Daniel reported hearing voices with visual hallucinations, and had delusions of “being electronically harassed, and people putting spirits on him” according to ICE’s detainee death report. He also had a history of marijuana, cocaine, and alcohol use. A psychiatrist evaluated Daniel, documented a history of delusional disorder, and treated him with risperidone (an antipsychotic medicine) for a short period of time, which Daniel quickly refused. A psychiatrist evaluated Daniel monthly and in September 2021, a psychiatrist canceled future appointments due to his repeated medication refusals. Another question for the anti-detention crowd: What would they prefer happens in this situation? Are they demanding that a mentally ill, convicted murderer, illegal alien be released back into the community?

A central complaint being made by activists is that Daniel was in segregation housing for most of his time in ICE detention. It turns out that Daniel was the one who requested it, and medical and behavioral health staff continued to closely monitor him there. Another question for the anti-detention crowd that the media didn’t ask: Do they believe that ICE should refuse a detainee’s request for segregation housing? Do they believe a mentally unsound individual should not be separated from other detainees? What about the safety of other detainees? It may be that Daniel was rational enough to understand that he was a threat to other detainees and considered this to be a way to protect others.

An advanced practice provider gave Daniel an exam and ordered an ultrasound of the neck (result: presumptive thyroglossal duct cyst) and left leg (negative for blood clots), a computed tomography scan of the neck (result: large neck cystic lesion), chronic care labs (all normal except elevated kidney enzymes and prostate antigen), ear drops, and compression stockings, and noted Daniel’s refusal for hypertension treatment.
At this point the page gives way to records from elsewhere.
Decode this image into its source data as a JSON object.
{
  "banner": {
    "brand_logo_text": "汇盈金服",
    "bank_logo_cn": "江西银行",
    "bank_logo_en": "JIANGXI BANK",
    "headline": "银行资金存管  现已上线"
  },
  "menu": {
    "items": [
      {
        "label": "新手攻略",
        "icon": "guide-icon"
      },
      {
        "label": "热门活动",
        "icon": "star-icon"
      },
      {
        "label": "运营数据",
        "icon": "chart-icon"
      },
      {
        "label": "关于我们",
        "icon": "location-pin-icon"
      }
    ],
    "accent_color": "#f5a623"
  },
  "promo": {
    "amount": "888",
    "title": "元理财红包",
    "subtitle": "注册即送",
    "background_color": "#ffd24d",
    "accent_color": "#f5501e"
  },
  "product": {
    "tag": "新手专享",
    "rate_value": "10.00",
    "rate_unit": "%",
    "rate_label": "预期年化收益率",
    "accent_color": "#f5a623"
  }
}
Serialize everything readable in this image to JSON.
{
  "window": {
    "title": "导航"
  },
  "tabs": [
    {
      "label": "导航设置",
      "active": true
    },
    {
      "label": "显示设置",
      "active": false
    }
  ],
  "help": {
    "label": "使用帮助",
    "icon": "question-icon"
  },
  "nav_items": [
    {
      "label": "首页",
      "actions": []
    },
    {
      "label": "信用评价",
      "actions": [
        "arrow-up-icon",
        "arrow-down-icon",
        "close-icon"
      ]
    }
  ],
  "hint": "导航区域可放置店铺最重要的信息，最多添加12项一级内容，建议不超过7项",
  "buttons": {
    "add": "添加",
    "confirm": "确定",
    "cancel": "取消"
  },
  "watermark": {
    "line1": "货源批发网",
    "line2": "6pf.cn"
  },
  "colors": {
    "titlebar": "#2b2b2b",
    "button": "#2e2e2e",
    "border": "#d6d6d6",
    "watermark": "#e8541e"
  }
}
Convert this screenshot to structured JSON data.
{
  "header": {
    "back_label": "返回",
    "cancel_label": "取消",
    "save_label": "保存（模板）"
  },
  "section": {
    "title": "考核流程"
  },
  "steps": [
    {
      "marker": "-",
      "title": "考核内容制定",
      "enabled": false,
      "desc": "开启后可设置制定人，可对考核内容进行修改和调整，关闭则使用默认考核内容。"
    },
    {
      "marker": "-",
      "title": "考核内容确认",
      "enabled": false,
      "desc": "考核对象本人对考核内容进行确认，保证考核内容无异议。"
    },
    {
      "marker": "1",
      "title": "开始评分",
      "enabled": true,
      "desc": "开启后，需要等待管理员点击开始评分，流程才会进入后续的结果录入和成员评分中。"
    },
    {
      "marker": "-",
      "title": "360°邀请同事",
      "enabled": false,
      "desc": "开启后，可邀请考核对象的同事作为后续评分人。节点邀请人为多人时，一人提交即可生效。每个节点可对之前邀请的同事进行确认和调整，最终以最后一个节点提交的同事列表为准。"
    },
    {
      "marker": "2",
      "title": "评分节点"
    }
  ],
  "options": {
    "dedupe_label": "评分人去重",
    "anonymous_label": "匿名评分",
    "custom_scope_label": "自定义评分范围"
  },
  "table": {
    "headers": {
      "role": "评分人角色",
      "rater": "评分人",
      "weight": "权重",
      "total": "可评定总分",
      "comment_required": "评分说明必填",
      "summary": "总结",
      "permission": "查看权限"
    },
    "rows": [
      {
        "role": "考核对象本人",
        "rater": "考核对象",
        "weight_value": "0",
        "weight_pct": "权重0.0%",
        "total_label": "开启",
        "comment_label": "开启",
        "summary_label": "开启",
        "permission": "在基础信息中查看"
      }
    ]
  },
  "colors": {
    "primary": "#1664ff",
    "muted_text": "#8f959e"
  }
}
He was also given a referral to an ENT, but refused consultation.

A behavioral health provider completed daily evaluations for Daniel in lieu of previous weekly evaluations because of his significant mental illness classification and segregated housing.

On the day of his death, March 7, 2024, “he presented as smiling, pleasant and non-distressed, [and] denied any suicidal ideations” as of 10:05 a.m. At 10:34 a.m. he was discovered laying on the ground, without a pulse or breathing, and staff immediately began chest compressions and called 911 for emergency medical services (EMS). The EMS was unable to resuscitate Daniel.

Some questions for ICE that media should be asking: Though removal was likely difficult during the first year of the pandemic, why did the Biden administration continue to detain Daniel for years? Was Daniel actively fighting his removal? Were immigration attorneys encouraging him to remain in detention instead of returning home? If so, who are the attorneys and do they have some responsibility here? It seems the media should seek a quote from them if immigration attorneys are involved. Did Daniel actually know that he had the opportunity to be deported home, or was he under the impression that he had to remain in detention? Does ICE need to do a better job informing detainees of their right to return to their country of origin?

Was Trinidad and Tobago cooperating with removal efforts or not? If not, has the Biden administration made sufficient efforts in obtaining travel documents from recalcitrant countries? ICE made a lot of progress in using 243(d) visa sanctions against uncooperative countries, but there doesn’t seem to be any discussion of this effort under the Biden administration. Is a lack of focus on recalcitrant countries by the Biden administration partially to blame for Daniel’s long-term detention?

These are some of the basic questions that the Seattle Times and other news outlets should be asking instead of trying to discredit ICE detention professionals and medical staff, who clearly provided a significant amount of medical care to a dangerous and ill individual who had no right to be in the United States.